• **Exercise aim**
For the word "title", find each line in the entries where it occurs and copy that line.

• **Exercise materials**
★ ★ ★ ★

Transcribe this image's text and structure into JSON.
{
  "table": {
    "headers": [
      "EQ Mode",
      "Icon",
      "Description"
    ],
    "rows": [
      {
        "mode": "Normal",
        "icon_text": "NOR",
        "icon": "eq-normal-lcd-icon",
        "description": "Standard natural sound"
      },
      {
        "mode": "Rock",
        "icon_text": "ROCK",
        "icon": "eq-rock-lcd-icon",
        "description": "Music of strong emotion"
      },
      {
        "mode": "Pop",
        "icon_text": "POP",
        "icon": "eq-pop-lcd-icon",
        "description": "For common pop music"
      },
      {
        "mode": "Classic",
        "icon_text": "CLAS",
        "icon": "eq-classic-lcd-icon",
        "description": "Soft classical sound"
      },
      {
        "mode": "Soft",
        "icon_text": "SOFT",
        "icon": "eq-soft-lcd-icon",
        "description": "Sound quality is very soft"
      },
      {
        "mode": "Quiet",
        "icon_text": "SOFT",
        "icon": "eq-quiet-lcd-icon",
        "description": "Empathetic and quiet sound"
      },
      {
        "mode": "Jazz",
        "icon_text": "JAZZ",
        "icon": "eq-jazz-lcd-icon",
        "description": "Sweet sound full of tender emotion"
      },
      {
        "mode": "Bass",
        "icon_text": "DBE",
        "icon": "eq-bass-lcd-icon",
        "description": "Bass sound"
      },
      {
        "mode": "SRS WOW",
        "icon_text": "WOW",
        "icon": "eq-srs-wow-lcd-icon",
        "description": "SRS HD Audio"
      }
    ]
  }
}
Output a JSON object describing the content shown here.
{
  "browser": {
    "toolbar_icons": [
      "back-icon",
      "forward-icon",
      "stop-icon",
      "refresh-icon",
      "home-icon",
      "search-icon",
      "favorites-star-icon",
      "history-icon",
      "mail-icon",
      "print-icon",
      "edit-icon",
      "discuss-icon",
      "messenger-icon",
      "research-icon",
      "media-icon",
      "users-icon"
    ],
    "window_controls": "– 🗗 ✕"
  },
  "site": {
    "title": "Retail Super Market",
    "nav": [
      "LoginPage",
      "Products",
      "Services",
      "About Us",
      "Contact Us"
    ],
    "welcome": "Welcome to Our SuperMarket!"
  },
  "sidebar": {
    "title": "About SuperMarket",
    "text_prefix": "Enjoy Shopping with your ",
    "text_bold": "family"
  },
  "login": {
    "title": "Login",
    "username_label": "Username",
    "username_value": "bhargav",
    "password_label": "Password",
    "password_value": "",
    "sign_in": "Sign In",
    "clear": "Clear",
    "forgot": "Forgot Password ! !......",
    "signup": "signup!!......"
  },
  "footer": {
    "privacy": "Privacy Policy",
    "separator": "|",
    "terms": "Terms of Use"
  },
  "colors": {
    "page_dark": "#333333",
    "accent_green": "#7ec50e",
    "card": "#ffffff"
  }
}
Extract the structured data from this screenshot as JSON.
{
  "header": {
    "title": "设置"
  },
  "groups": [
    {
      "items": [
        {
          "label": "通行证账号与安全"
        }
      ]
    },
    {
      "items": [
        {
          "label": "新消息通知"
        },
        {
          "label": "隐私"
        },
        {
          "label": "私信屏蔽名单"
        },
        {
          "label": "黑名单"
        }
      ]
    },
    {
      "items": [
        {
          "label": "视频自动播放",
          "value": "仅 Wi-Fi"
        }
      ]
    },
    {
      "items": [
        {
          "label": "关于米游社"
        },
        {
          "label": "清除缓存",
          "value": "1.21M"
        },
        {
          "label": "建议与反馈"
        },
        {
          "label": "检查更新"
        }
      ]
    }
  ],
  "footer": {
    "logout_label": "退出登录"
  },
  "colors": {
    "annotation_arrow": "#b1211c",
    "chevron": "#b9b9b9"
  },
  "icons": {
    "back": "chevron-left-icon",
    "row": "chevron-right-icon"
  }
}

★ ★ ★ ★

• **Answer area**
    "title": "Retail Super Market",
    "title": "About SuperMarket",
    "title": "Login",
    "title": "设置"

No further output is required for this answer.